YOUR INSTRUCTIONS:
Only the lines containing "flag" should appear in the answer, copied from the listing below.

RECORDS PROVIDED:
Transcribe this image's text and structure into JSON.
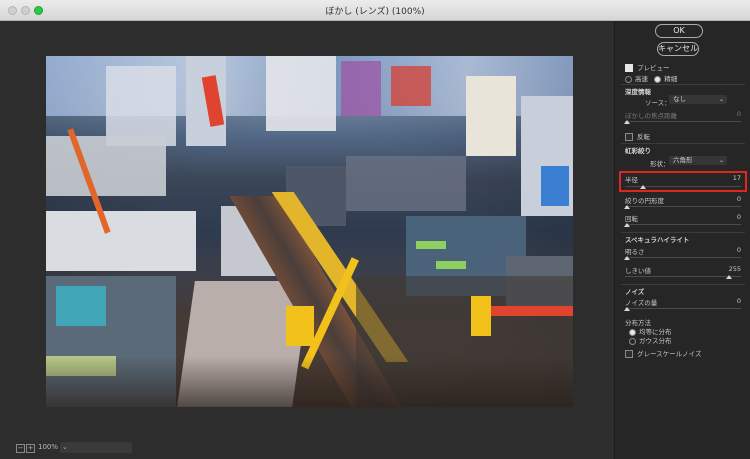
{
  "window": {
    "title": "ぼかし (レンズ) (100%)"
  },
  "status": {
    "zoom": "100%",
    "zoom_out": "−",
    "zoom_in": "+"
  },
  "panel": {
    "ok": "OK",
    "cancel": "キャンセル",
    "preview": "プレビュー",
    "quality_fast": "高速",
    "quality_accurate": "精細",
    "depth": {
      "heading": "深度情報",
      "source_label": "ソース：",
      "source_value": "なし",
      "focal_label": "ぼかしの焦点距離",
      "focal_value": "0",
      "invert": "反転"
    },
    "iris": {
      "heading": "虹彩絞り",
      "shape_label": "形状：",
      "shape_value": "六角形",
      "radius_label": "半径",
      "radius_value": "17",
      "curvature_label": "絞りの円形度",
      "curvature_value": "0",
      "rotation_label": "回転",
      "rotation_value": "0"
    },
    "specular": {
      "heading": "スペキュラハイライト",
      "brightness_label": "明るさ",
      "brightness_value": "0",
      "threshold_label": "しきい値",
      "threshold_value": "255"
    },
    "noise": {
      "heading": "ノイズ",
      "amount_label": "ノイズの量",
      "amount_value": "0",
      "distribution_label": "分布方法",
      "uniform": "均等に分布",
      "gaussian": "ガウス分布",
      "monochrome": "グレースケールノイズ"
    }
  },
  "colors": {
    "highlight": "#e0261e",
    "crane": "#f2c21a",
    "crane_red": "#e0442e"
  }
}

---

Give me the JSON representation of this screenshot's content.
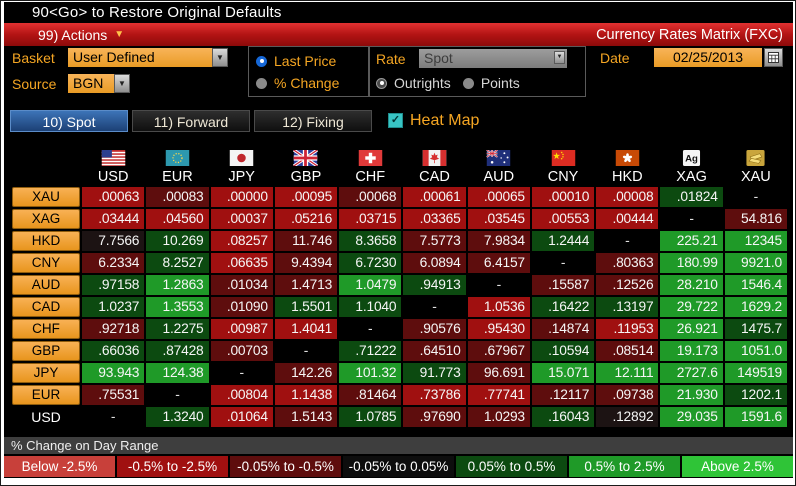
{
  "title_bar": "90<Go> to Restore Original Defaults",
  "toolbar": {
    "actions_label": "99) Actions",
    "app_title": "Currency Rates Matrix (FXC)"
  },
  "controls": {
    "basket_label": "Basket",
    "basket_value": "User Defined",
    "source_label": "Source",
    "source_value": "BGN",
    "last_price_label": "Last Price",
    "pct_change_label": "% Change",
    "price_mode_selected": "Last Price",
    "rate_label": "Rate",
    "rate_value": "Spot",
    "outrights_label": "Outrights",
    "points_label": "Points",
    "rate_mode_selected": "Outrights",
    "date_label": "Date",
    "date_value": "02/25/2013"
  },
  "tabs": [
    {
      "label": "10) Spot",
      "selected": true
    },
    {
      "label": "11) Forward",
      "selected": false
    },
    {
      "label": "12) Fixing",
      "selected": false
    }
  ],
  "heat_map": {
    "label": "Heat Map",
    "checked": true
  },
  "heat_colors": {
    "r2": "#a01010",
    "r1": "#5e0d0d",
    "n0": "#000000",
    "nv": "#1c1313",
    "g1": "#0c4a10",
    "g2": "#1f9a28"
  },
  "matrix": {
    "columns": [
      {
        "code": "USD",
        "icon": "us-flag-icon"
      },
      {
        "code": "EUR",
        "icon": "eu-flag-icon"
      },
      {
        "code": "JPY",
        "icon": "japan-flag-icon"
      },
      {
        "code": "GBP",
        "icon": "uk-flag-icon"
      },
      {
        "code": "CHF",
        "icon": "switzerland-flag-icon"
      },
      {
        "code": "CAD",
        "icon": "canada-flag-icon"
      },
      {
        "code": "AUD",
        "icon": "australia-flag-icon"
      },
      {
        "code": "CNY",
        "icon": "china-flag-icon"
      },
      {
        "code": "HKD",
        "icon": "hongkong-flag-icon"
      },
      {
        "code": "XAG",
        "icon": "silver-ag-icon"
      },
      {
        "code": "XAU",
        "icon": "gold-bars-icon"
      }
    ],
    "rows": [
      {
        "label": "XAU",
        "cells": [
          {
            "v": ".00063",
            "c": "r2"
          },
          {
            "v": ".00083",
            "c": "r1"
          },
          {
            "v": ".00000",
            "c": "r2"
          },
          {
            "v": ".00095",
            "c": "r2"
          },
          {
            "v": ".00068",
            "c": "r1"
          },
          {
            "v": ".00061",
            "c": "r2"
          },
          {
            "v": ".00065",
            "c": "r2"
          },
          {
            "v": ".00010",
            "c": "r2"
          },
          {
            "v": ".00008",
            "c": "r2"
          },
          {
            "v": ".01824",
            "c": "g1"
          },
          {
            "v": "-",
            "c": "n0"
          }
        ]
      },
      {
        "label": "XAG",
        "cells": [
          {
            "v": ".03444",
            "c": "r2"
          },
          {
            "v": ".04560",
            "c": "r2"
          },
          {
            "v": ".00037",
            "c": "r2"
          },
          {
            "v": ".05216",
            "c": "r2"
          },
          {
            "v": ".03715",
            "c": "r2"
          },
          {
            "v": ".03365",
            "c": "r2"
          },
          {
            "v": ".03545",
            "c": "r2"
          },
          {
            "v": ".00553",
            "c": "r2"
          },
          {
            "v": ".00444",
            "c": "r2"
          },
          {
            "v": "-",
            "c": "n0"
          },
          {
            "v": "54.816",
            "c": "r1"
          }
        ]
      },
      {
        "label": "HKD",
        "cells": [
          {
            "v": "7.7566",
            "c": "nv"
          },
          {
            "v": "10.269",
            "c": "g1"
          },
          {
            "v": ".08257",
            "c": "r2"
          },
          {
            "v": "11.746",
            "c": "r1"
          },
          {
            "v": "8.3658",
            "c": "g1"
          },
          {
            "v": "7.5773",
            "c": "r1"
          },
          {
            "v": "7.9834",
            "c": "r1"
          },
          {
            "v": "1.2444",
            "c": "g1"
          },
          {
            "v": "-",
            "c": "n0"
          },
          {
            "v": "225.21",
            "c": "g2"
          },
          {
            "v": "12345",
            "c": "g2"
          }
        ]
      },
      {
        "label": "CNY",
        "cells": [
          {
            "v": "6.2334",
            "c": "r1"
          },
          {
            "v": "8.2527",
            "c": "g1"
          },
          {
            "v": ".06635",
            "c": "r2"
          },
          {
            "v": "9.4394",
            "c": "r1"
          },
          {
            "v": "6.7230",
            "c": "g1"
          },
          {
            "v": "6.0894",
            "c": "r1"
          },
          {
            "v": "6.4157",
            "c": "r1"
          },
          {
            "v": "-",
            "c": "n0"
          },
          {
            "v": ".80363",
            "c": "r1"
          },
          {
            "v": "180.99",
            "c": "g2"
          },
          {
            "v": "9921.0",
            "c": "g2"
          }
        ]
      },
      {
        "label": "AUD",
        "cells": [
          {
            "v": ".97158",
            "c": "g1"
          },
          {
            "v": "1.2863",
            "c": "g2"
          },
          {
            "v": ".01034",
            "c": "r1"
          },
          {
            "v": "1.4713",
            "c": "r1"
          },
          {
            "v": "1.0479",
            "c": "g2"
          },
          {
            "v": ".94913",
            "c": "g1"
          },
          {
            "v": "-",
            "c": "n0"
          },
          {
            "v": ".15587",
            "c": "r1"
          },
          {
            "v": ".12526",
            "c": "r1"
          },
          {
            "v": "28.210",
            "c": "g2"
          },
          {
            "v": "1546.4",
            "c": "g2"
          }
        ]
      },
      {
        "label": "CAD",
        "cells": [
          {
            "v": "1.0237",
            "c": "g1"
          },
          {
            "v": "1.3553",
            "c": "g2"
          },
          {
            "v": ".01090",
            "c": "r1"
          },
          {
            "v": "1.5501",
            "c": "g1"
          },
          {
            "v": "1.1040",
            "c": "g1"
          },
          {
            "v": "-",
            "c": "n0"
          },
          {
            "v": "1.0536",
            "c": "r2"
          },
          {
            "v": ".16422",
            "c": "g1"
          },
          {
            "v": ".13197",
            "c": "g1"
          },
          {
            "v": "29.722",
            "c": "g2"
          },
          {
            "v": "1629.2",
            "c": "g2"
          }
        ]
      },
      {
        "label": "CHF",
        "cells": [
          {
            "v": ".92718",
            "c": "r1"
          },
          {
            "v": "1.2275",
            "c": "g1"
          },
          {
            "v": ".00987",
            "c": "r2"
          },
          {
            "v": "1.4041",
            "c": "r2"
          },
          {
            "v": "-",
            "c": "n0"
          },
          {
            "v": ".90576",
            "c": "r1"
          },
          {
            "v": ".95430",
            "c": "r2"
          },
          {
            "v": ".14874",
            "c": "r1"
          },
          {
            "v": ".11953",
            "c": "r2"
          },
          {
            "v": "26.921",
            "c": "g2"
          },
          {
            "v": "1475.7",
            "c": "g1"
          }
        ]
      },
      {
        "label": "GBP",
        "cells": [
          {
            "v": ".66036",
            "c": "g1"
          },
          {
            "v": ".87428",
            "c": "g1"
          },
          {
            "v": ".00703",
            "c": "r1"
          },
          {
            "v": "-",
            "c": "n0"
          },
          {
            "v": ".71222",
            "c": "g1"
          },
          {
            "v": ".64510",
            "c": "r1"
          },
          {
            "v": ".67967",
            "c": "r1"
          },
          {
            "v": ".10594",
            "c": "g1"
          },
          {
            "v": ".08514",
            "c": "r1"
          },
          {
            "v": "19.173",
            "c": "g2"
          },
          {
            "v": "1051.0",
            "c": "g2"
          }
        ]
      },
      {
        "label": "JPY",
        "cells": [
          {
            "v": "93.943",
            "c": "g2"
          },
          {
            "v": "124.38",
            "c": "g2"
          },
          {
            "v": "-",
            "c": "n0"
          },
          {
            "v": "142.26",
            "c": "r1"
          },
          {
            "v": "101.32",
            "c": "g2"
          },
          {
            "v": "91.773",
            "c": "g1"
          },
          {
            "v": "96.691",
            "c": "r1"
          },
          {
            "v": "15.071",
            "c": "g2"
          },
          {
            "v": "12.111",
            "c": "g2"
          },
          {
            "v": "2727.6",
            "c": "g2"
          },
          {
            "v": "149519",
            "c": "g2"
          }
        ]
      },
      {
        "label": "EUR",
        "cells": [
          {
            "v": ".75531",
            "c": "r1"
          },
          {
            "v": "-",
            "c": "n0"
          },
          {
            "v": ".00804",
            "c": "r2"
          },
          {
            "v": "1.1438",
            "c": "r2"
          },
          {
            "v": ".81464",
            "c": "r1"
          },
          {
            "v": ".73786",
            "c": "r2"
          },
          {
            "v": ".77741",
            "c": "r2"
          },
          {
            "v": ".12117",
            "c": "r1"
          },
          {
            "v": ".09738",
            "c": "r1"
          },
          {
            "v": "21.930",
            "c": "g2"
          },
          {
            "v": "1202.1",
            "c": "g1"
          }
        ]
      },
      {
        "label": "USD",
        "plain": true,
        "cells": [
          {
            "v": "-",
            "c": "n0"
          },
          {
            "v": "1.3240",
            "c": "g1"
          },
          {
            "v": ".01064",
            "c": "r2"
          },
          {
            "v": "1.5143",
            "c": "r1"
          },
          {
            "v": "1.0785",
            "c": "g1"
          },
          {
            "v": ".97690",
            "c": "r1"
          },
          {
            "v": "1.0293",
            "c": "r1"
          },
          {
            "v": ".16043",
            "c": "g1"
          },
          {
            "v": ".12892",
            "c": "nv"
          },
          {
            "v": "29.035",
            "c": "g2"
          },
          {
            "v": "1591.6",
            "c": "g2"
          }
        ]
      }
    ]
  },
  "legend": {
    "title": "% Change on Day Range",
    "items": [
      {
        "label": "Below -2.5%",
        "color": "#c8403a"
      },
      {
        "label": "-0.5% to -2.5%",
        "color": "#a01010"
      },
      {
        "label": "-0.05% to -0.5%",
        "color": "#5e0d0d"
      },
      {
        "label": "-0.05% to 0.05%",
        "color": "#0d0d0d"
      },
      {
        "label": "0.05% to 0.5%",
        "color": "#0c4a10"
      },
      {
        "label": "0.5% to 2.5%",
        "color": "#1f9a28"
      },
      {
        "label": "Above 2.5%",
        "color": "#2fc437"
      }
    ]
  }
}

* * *

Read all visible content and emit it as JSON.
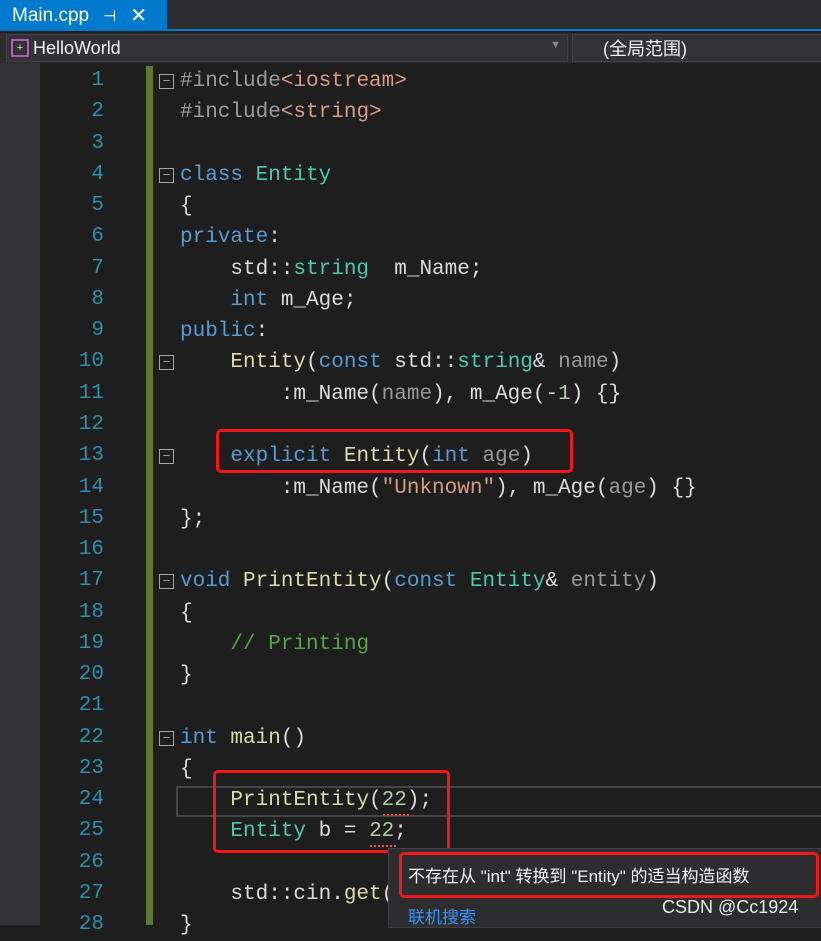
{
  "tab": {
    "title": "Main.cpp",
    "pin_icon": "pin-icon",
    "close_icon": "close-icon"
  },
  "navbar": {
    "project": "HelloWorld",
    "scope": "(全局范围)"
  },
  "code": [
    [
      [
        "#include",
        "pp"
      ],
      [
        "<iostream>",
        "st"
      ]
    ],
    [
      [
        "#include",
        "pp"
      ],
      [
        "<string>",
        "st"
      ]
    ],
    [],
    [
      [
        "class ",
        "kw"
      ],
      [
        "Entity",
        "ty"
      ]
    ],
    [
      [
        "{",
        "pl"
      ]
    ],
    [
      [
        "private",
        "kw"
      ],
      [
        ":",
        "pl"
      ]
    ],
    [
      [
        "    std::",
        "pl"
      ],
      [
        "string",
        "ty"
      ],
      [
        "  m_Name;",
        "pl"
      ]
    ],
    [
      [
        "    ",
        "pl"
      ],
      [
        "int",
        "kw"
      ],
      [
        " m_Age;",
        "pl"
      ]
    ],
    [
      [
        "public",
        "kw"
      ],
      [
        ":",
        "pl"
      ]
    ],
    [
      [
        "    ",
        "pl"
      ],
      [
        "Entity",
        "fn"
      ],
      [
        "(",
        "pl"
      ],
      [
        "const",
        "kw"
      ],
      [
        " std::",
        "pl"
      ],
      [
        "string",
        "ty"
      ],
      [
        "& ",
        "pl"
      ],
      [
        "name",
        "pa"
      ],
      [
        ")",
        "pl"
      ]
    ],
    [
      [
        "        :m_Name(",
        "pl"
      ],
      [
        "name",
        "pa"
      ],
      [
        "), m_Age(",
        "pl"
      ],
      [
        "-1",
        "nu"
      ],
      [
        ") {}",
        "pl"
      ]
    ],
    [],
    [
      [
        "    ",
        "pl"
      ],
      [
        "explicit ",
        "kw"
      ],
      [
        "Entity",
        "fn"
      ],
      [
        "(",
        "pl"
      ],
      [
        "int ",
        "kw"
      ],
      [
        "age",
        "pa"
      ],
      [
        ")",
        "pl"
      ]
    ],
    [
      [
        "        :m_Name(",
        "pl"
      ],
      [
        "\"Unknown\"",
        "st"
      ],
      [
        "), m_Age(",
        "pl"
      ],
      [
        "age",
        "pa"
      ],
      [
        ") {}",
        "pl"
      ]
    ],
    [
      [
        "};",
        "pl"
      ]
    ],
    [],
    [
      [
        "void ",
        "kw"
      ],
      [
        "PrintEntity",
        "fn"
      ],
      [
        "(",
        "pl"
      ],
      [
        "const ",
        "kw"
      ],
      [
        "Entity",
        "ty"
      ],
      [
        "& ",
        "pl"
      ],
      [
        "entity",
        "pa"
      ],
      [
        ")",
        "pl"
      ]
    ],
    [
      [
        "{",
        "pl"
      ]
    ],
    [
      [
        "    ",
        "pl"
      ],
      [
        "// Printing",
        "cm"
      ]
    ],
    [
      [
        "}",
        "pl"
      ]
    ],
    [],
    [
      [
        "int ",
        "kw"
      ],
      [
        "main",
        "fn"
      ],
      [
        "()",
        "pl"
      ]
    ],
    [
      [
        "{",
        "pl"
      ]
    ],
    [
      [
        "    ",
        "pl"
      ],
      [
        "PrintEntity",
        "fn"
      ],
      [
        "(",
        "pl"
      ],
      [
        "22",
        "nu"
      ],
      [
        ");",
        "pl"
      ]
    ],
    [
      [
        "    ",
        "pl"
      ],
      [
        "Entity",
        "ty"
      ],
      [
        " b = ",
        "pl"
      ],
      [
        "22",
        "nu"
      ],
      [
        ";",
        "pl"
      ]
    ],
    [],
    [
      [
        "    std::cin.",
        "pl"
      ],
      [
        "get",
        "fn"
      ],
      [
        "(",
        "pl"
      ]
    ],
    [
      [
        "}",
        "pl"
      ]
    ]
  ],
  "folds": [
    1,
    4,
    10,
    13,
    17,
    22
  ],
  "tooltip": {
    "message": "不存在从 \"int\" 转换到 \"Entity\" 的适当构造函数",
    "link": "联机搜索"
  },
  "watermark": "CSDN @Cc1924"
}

RESPONSE TO THIS TASK:
        "icon": "us-flag-icon"
        "icon": "eu-flag-icon"
        "icon": "japan-flag-icon"
        "icon": "uk-flag-icon"
        "icon": "switzerland-flag-icon"
        "icon": "canada-flag-icon"
        "icon": "australia-flag-icon"
        "icon": "china-flag-icon"
        "icon": "hongkong-flag-icon"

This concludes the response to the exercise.